Wine barrels, sawed in half and drilled for drainage, make great vegetable planters for patios and decks, adding to the beauty of your home. Potted basil thrives inside, protected from insects. Falcone suggests themes – for example, a “salsa garden” with cilantro, onions, garlic, tomatoes and peppers.
Biointensive planting means digging deep beds or using tall containers so roots can grow deep, allowing them to access groundwater so they won’t need as much from the hose. That method, Falcone says, allows you to plant seeds or starters closer together.
To save even more space, try companion planting. From a space perspective, that means planting things that grow up next to things that grow down – carrots with peas, garlic with tomatoes. A similar concept applies to soil chemistry: Legumes take nitrogen from the air and fix it in the soil, while veggies such as corn need nitrogen to grow. Planting them together benefits both.
“Stay simple and stay organic,” Falcone says. “Your pets, kids and family don’t need pesticides or herbicides in their yard, and organics actually taste better.” To take care of pests the natural way, he suggests using one plant to ward off another’s pests. For example, rosemary deters the moths, beetles and flies that feed on cabbage, beans, carrots and sage. Basil repels tomato-munching thrips while improving tomatoes’ flavor. Garlic repels aphids and accumulates sulfur, a natural fungicide.
In Monterey County, the biggest limitation for resource-thrifty gardeners is the bone-dry season between June and September. Sustainable P.G. members took a proactive approach by putting three barrels on their office’s roof; they’ve already captured 150 gallons of rainwater for irrigation, Falcone says.
To minimize the need for watering at home, he recommends planting beans and climbing peas.

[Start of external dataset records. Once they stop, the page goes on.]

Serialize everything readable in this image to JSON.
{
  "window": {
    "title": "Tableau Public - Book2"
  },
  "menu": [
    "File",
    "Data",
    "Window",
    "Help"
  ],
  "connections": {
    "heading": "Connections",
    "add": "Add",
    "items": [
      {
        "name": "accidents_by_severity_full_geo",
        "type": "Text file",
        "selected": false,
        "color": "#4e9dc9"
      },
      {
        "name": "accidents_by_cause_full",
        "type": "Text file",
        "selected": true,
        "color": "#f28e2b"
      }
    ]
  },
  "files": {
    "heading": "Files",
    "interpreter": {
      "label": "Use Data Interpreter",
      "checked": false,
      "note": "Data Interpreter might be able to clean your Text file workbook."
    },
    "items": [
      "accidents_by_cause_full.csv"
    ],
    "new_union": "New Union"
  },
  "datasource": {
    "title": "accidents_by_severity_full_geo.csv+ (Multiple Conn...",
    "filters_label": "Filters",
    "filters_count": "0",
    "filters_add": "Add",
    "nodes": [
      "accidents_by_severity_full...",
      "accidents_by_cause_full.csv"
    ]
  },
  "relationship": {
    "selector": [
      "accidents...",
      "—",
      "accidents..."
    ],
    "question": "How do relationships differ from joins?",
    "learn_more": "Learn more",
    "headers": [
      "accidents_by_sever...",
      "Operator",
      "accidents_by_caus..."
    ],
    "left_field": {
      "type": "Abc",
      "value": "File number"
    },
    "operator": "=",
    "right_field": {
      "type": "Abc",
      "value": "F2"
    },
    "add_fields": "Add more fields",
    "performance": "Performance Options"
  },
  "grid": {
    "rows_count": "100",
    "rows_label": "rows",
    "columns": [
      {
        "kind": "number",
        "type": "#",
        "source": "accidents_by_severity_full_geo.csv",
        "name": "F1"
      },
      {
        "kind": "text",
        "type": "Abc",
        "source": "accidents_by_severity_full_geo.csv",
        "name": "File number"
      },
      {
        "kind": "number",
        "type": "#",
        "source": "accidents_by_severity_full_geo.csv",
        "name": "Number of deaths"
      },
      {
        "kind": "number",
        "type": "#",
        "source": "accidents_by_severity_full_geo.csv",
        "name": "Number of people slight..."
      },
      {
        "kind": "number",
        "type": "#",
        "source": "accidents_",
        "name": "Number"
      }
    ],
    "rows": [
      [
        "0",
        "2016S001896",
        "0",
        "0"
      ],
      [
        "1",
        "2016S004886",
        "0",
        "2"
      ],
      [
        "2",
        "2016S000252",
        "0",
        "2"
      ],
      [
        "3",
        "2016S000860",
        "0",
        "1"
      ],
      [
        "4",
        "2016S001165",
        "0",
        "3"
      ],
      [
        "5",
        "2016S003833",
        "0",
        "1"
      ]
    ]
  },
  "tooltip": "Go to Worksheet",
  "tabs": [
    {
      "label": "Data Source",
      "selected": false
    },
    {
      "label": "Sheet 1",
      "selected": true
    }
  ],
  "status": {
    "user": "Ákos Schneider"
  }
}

Ditto for lemon, pear and apple trees, whose roots are able to draw water from deep underground. “You give them a little bit of water to get them started and they grow pretty readily,” he says.
As for my own limited little garden, I’ve managed a perpetual tiny harvest with just a half-dozen containers. And while it’s satisfying to eat spicy salads from my own backyard, growing food has had another, less tangible but important benefit: The sight of green outside the kitchen window makes me feel a bit more rooted.